> [WHAT THE TASK ASKS]
Pictures are to be dropped. Everything else in the listing gets copied exactly.

= = = = = = =

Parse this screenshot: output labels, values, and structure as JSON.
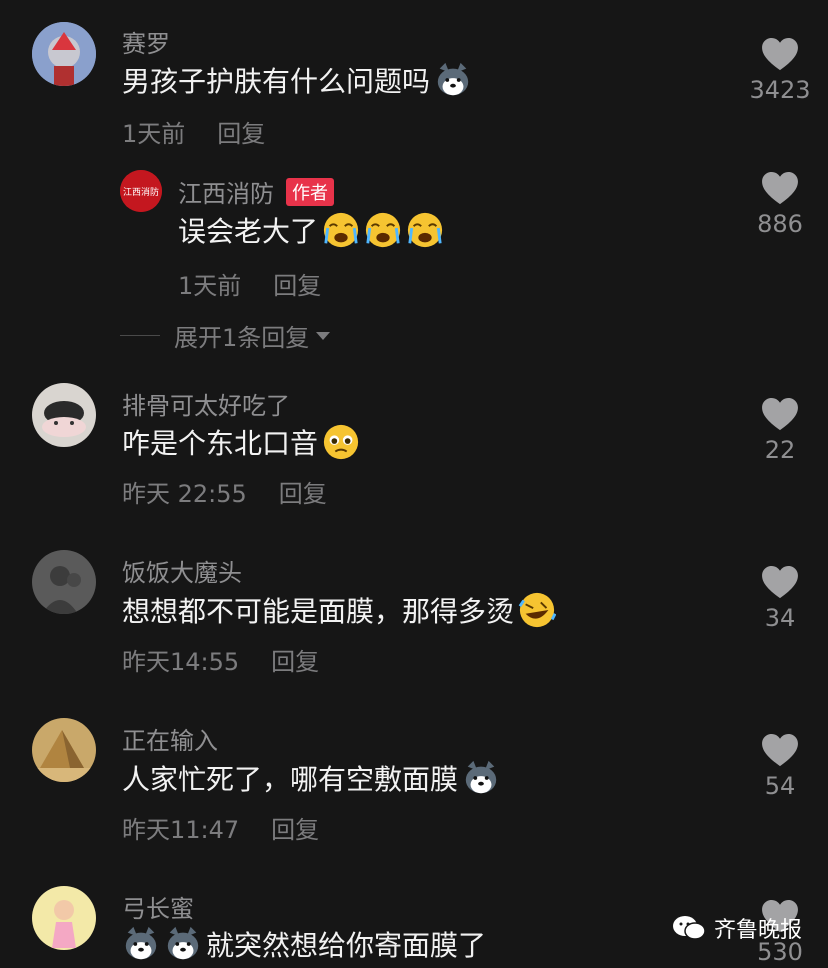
{
  "comments": [
    {
      "username": "赛罗",
      "text": "男孩子护肤有什么问题吗",
      "time": "1天前",
      "reply": "回复",
      "likes": "3423",
      "emojis": [
        "husky-emoji"
      ]
    },
    {
      "username": "江西消防",
      "badge": "作者",
      "avatar_text": "江西消防",
      "text": "误会老大了",
      "time": "1天前",
      "reply": "回复",
      "likes": "886",
      "emojis": [
        "crying-emoji",
        "crying-emoji",
        "crying-emoji"
      ]
    },
    {
      "username": "排骨可太好吃了",
      "text": "咋是个东北口音",
      "time": "昨天 22:55",
      "reply": "回复",
      "likes": "22",
      "emojis": [
        "pleading-emoji"
      ]
    },
    {
      "username": "饭饭大魔头",
      "text": "想想都不可能是面膜，那得多烫",
      "time": "昨天14:55",
      "reply": "回复",
      "likes": "34",
      "emojis": [
        "rofl-emoji"
      ]
    },
    {
      "username": "正在输入",
      "text": "人家忙死了，哪有空敷面膜",
      "time": "昨天11:47",
      "reply": "回复",
      "likes": "54",
      "emojis": [
        "husky-emoji"
      ]
    },
    {
      "username": "弓长蜜",
      "text": "就突然想给你寄面膜了",
      "likes": "530",
      "emojis_before": [
        "husky-emoji",
        "husky-emoji"
      ]
    }
  ],
  "expand_replies": "展开1条回复",
  "watermark": "齐鲁晚报",
  "colors": {
    "background": "#161616",
    "badge": "#e8334a",
    "text": "#f2f2f2",
    "muted": "#8f8f91"
  }
}
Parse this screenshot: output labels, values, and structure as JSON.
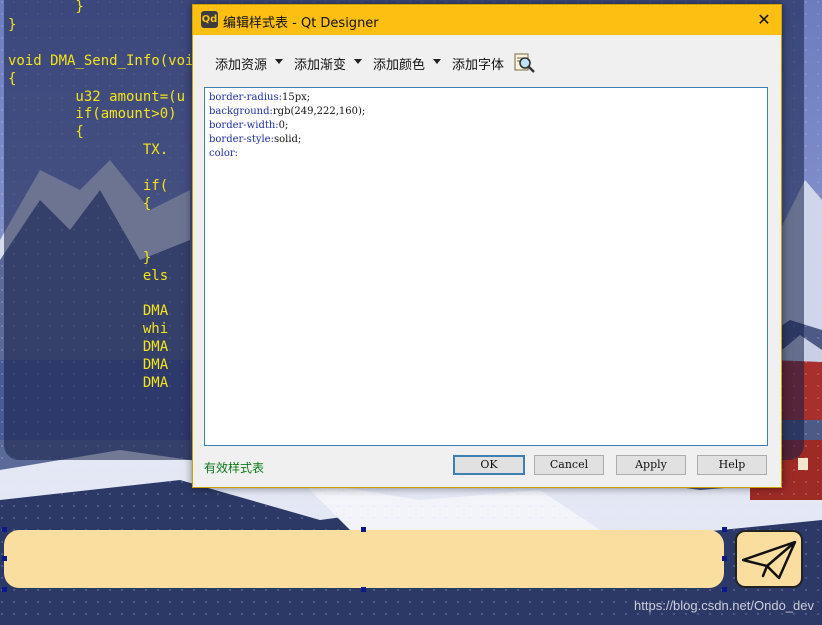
{
  "background": {
    "code_lines": [
      "        }",
      "}",
      "",
      "void DMA_Send_Info(void",
      "{",
      "        u32 amount=(u",
      "        if(amount>0)",
      "        {",
      "                TX.",
      "",
      "                if(",
      "                {",
      "",
      "",
      "                }",
      "                els",
      "",
      "                DMA",
      "                whi",
      "                DMA",
      "                DMA",
      "                DMA"
    ],
    "code_color": "#f4e31a",
    "input_color": "rgb(249,222,160)",
    "watermark": "https://blog.csdn.net/Ondo_dev"
  },
  "dialog": {
    "title": "编辑样式表 - Qt Designer",
    "app_icon_label": "Qd",
    "close_label": "✕",
    "toolbar": {
      "add_resource": "添加资源",
      "add_gradient": "添加渐变",
      "add_color": "添加颜色",
      "add_font": "添加字体"
    },
    "editor_lines": [
      {
        "prop": "border-radius",
        "val": "15px;"
      },
      {
        "prop": "background",
        "val": "rgb(249,222,160);"
      },
      {
        "prop": "border-width",
        "val": "0;"
      },
      {
        "prop": "border-style",
        "val": "solid;"
      },
      {
        "prop": "color",
        "val": ""
      }
    ],
    "status": "有效样式表",
    "buttons": {
      "ok": "OK",
      "cancel": "Cancel",
      "apply": "Apply",
      "help": "Help"
    }
  }
}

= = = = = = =

> [RESPONSE TO THIS TASK]
Parse this screenshot: output labels, values, and structure as JSON.
{
  "comments": [
    {
      "username": "赛罗",
      "text": "男孩子护肤有什么问题吗",
      "time": "1天前",
      "reply": "回复",
      "likes": "3423",
      "emojis": [
        "husky-emoji"
      ]
    },
    {
      "username": "江西消防",
      "badge": "作者",
      "avatar_text": "江西消防",
      "text": "误会老大了",
      "time": "1天前",
      "reply": "回复",
      "likes": "886",
      "emojis": [
        "crying-emoji",
        "crying-emoji",
        "crying-emoji"
      ]
    },
    {
      "username": "排骨可太好吃了",
      "text": "咋是个东北口音",
      "time": "昨天 22:55",
      "reply": "回复",
      "likes": "22",
      "emojis": [
        "pleading-emoji"
      ]
    },
    {
      "username": "饭饭大魔头",
      "text": "想想都不可能是面膜，那得多烫",
      "time": "昨天14:55",
      "reply": "回复",
      "likes": "34",
      "emojis": [
        "rofl-emoji"
      ]
    },
    {
      "username": "正在输入",
      "text": "人家忙死了，哪有空敷面膜",
      "time": "昨天11:47",
      "reply": "回复",
      "likes": "54",
      "emojis": [
        "husky-emoji"
      ]
    },
    {
      "username": "弓长蜜",
      "text": "就突然想给你寄面膜了",
      "likes": "530",
      "emojis_before": [
        "husky-emoji",
        "husky-emoji"
      ]
    }
  ],
  "expand_replies": "展开1条回复",
  "watermark": "齐鲁晚报",
  "colors": {
    "background": "#161616",
    "badge": "#e8334a",
    "text": "#f2f2f2",
    "muted": "#8f8f91"
  }
}
Parse this screenshot: output labels, values, and structure as JSON.
{
  "background": {
    "code_lines": [
      "        }",
      "}",
      "",
      "void DMA_Send_Info(void",
      "{",
      "        u32 amount=(u",
      "        if(amount>0)",
      "        {",
      "                TX.",
      "",
      "                if(",
      "                {",
      "",
      "",
      "                }",
      "                els",
      "",
      "                DMA",
      "                whi",
      "                DMA",
      "                DMA",
      "                DMA"
    ],
    "code_color": "#f4e31a",
    "input_color": "rgb(249,222,160)",
    "watermark": "https://blog.csdn.net/Ondo_dev"
  },
  "dialog": {
    "title": "编辑样式表 - Qt Designer",
    "app_icon_label": "Qd",
    "close_label": "✕",
    "toolbar": {
      "add_resource": "添加资源",
      "add_gradient": "添加渐变",
      "add_color": "添加颜色",
      "add_font": "添加字体"
    },
    "editor_lines": [
      {
        "prop": "border-radius",
        "val": "15px;"
      },
      {
        "prop": "background",
        "val": "rgb(249,222,160);"
      },
      {
        "prop": "border-width",
        "val": "0;"
      },
      {
        "prop": "border-style",
        "val": "solid;"
      },
      {
        "prop": "color",
        "val": ""
      }
    ],
    "status": "有效样式表",
    "buttons": {
      "ok": "OK",
      "cancel": "Cancel",
      "apply": "Apply",
      "help": "Help"
    }
  }
}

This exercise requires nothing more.